all of this is the setup of the film. there’s the love triangle between albert, louise, and foy, and then there is albert’s friend, edward, and his girlfriend, ruth. the new situation in the movie isn’t really the getting dumped business. it’s a character who rides into town and who nobody knows. that would be anna (charlize theron), who is actually the wife of the gang leader. clinch (liam neeson) is the meanest man in the west, and he leads the gang of ruthless pack members. when they come across a man who won’t turn over the gold he found, and instead lies to them about it, they kill him. they even do it after he has already given over the gold.
clinch sends anna and her brother to the town up ahead, all by themselves, saying that he’ll come back for them in a week. that gives albert just enough time to meet anna and win her over. the movie never explains why exactly clinch is sending her off there and not coming himself (maybe he says something like, “the heat is too high on us right now, we will wait for it to die down first,” or something like that, but even still, why not anna stay with him until they are ready to go to the town?)
conventiently, of course, the brother is removed from the occasion, by getting himself locked up in a bar fight. this happens to be the same fight in which albert rescues her from getting flattened, and then takes her away from the bar to court her with conversation. he tells her all about getting dumped by louise. she offers to help him get her back. at this point the movie is becoming way too cliched and predictable. do you think he might fall for anna instead of louise, this new girl who he is about to start spending more time with?

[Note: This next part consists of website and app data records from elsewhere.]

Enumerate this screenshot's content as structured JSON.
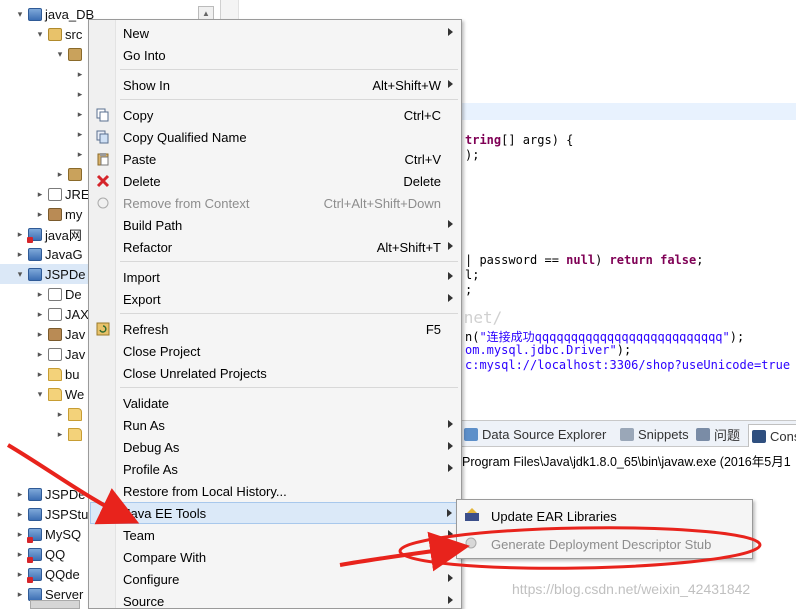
{
  "explorer": {
    "rows": [
      {
        "label": "java_DB",
        "twisty": "▾",
        "icon": "project",
        "indent": 0
      },
      {
        "label": "src",
        "twisty": "▾",
        "icon": "src",
        "indent": 1
      },
      {
        "label": "",
        "twisty": "▾",
        "icon": "package",
        "indent": 2
      },
      {
        "label": "",
        "twisty": "▸",
        "icon": "file",
        "indent": 3
      },
      {
        "label": "",
        "twisty": "▸",
        "icon": "file",
        "indent": 3
      },
      {
        "label": "",
        "twisty": "▸",
        "icon": "file",
        "indent": 3
      },
      {
        "label": "",
        "twisty": "▸",
        "icon": "file",
        "indent": 3
      },
      {
        "label": "",
        "twisty": "▸",
        "icon": "file",
        "indent": 3
      },
      {
        "label": "",
        "twisty": "▸",
        "icon": "package",
        "indent": 2
      },
      {
        "label": "JRE",
        "twisty": "▸",
        "icon": "library",
        "indent": 1
      },
      {
        "label": "my",
        "twisty": "▸",
        "icon": "jar",
        "indent": 1
      },
      {
        "label": "java网",
        "twisty": "▸",
        "icon": "project-error",
        "indent": 0
      },
      {
        "label": "JavaG",
        "twisty": "▸",
        "icon": "project",
        "indent": 0
      },
      {
        "label": "JSPDe",
        "twisty": "▾",
        "icon": "project",
        "indent": 0,
        "selected": true
      },
      {
        "label": "De",
        "twisty": "▸",
        "icon": "library",
        "indent": 1
      },
      {
        "label": "JAX",
        "twisty": "▸",
        "icon": "library",
        "indent": 1
      },
      {
        "label": "Jav",
        "twisty": "▸",
        "icon": "jar",
        "indent": 1
      },
      {
        "label": "Jav",
        "twisty": "▸",
        "icon": "library",
        "indent": 1
      },
      {
        "label": "bu",
        "twisty": "▸",
        "icon": "folder",
        "indent": 1
      },
      {
        "label": "We",
        "twisty": "▾",
        "icon": "folder",
        "indent": 1
      },
      {
        "label": "",
        "twisty": "▸",
        "icon": "folder",
        "indent": 2
      },
      {
        "label": "",
        "twisty": "▸",
        "icon": "folder",
        "indent": 2
      },
      {
        "label": "",
        "twisty": "",
        "icon": "",
        "indent": 0
      },
      {
        "label": "",
        "twisty": "",
        "icon": "",
        "indent": 0
      },
      {
        "label": "JSPDe",
        "twisty": "▸",
        "icon": "project",
        "indent": 0
      },
      {
        "label": "JSPStu",
        "twisty": "▸",
        "icon": "project",
        "indent": 0
      },
      {
        "label": "MySQ",
        "twisty": "▸",
        "icon": "project-error",
        "indent": 0
      },
      {
        "label": "QQ",
        "twisty": "▸",
        "icon": "project-error",
        "indent": 0
      },
      {
        "label": "QQde",
        "twisty": "▸",
        "icon": "project-error",
        "indent": 0
      },
      {
        "label": "Server",
        "twisty": "▸",
        "icon": "project",
        "indent": 0
      }
    ]
  },
  "editor": {
    "lines": [
      {
        "html": "<span class='kw'>tring</span>[] args) {",
        "row": 0
      },
      {
        "html": ");",
        "row": 1
      },
      {
        "html": "| password == <span class='kw'>null</span>) <span class='kw'>return false</span>;",
        "row": 2
      },
      {
        "html": "l;",
        "row": 3
      },
      {
        "html": ";",
        "row": 4
      },
      {
        "html": "n(<span class='str'>\"连接成功qqqqqqqqqqqqqqqqqqqqqqqqqq\"</span>);",
        "row": 5
      },
      {
        "html": "<span class='str'>om.mysql.jdbc.Driver\"</span>);",
        "row": 6
      },
      {
        "html": "<span class='str'>c:mysql://localhost:3306/shop?useUnicode=true &amp;</span>",
        "row": 7
      }
    ]
  },
  "console": {
    "tabs": [
      {
        "label": "Data Source Explorer",
        "color": "#5d8fc9"
      },
      {
        "label": "Snippets",
        "color": "#9aa7b8"
      },
      {
        "label": "问题",
        "color": "#7a8ca6"
      },
      {
        "label": "Cons",
        "color": "#2f4f7f",
        "active": true
      }
    ],
    "output": "Program Files\\Java\\jdk1.8.0_65\\bin\\javaw.exe (2016年5月1"
  },
  "context_menu": {
    "items": [
      {
        "label": "New",
        "shortcut": "",
        "submenu": true,
        "icon": "",
        "name": "menu-item-new"
      },
      {
        "label": "Go Into",
        "shortcut": "",
        "submenu": false,
        "icon": "",
        "name": "menu-item-go-into"
      },
      {
        "sep": true
      },
      {
        "label": "Show In",
        "shortcut": "Alt+Shift+W",
        "submenu": true,
        "icon": "",
        "name": "menu-item-show-in"
      },
      {
        "sep": true
      },
      {
        "label": "Copy",
        "shortcut": "Ctrl+C",
        "submenu": false,
        "icon": "copy",
        "name": "menu-item-copy"
      },
      {
        "label": "Copy Qualified Name",
        "shortcut": "",
        "submenu": false,
        "icon": "copy-qualified",
        "name": "menu-item-copy-qualified-name"
      },
      {
        "label": "Paste",
        "shortcut": "Ctrl+V",
        "submenu": false,
        "icon": "paste",
        "name": "menu-item-paste"
      },
      {
        "label": "Delete",
        "shortcut": "Delete",
        "submenu": false,
        "icon": "delete",
        "name": "menu-item-delete"
      },
      {
        "label": "Remove from Context",
        "shortcut": "Ctrl+Alt+Shift+Down",
        "submenu": false,
        "icon": "remove-context",
        "disabled": true,
        "name": "menu-item-remove-from-context"
      },
      {
        "label": "Build Path",
        "shortcut": "",
        "submenu": true,
        "icon": "",
        "name": "menu-item-build-path"
      },
      {
        "label": "Refactor",
        "shortcut": "Alt+Shift+T",
        "submenu": true,
        "icon": "",
        "name": "menu-item-refactor"
      },
      {
        "sep": true
      },
      {
        "label": "Import",
        "shortcut": "",
        "submenu": true,
        "icon": "",
        "name": "menu-item-import"
      },
      {
        "label": "Export",
        "shortcut": "",
        "submenu": true,
        "icon": "",
        "name": "menu-item-export"
      },
      {
        "sep": true
      },
      {
        "label": "Refresh",
        "shortcut": "F5",
        "submenu": false,
        "icon": "refresh",
        "name": "menu-item-refresh"
      },
      {
        "label": "Close Project",
        "shortcut": "",
        "submenu": false,
        "icon": "",
        "name": "menu-item-close-project"
      },
      {
        "label": "Close Unrelated Projects",
        "shortcut": "",
        "submenu": false,
        "icon": "",
        "name": "menu-item-close-unrelated-projects"
      },
      {
        "sep": true
      },
      {
        "label": "Validate",
        "shortcut": "",
        "submenu": false,
        "icon": "",
        "name": "menu-item-validate"
      },
      {
        "label": "Run As",
        "shortcut": "",
        "submenu": true,
        "icon": "",
        "name": "menu-item-run-as"
      },
      {
        "label": "Debug As",
        "shortcut": "",
        "submenu": true,
        "icon": "",
        "name": "menu-item-debug-as"
      },
      {
        "label": "Profile As",
        "shortcut": "",
        "submenu": true,
        "icon": "",
        "name": "menu-item-profile-as"
      },
      {
        "label": "Restore from Local History...",
        "shortcut": "",
        "submenu": false,
        "icon": "",
        "name": "menu-item-restore-from-local-history"
      },
      {
        "label": "Java EE Tools",
        "shortcut": "",
        "submenu": true,
        "icon": "",
        "active": true,
        "name": "menu-item-java-ee-tools"
      },
      {
        "label": "Team",
        "shortcut": "",
        "submenu": true,
        "icon": "",
        "name": "menu-item-team"
      },
      {
        "label": "Compare With",
        "shortcut": "",
        "submenu": true,
        "icon": "",
        "name": "menu-item-compare-with"
      },
      {
        "label": "Configure",
        "shortcut": "",
        "submenu": true,
        "icon": "",
        "name": "menu-item-configure"
      },
      {
        "label": "Source",
        "shortcut": "",
        "submenu": true,
        "icon": "",
        "name": "menu-item-source"
      }
    ]
  },
  "submenu": {
    "items": [
      {
        "label": "Update EAR Libraries",
        "icon": "update-ear",
        "name": "submenu-item-update-ear-libraries"
      },
      {
        "label": "Generate Deployment Descriptor Stub",
        "icon": "generate-descriptor",
        "disabled": true,
        "name": "submenu-item-generate-deployment-descriptor-stub"
      }
    ]
  },
  "watermarks": {
    "top": "http://blog.csdn.net/",
    "bottom": "https://blog.csdn.net/weixin_42431842"
  },
  "colors": {
    "annotation_red": "#e8231c",
    "selection_blue": "#dbe9f8"
  }
}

the one great scene to come out of all this happens during that bar fight, where albert and edward demonstrate a routine they have worked out. the routine involves them both throwing first in the air at each other, spinning the hands into circles, pretending they ar ehaving a fight with each other. all the whil,e they clall out things like, “nobody wants a pieces of this,” and “staY out of this one, it’s getting incredibly violEnt.”

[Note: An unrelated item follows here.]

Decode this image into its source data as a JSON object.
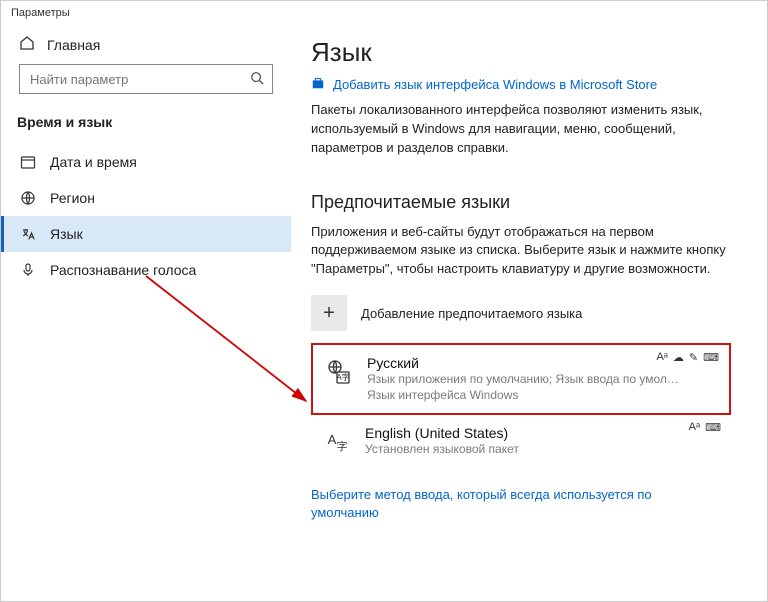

All of this leads to the fair, where Albert and Annie go on a date. People die at this fair of some unnatural causes, but other than these running gags, there’s really not much funny here. There is a moment when they run into Louise and Foy, and Albert stumbles over his words when describing where he lives in relation to Annie. This joke might work, but not much else in the scene does. Especially when the predictable plot come creeping right around the corner. We know that Clinch will be returning to town in a week to pickup his wife, so we know that trouble is coming and exactly what it is and when. Maybe they were going for a High Noon approach with this, only the hero doesn’t know what’s coming, and it seems like the movie is hoping we will forget, so that they can surprise us later. It doesn’t work.
If the plot made any attempt to get creative or avoid cliches and standard storytelling, this might have been a better film. As it is, this is a predictable and mostly unfunny mess. Knowing exactly what’s going to happen the whole way through really hurts the film. At that point, with plot pretty much taken out of the equation, all that’s left is the humor, and it is very hit and miss. The scene where one man can’t fight because he is too busy going to the bathroom in another man’s hat is an example of the lousy humor on hand here. Another one involves a herd of sheep peeing on a character. This is pretty amateurish stuff, and MacFarlane can certainly do better.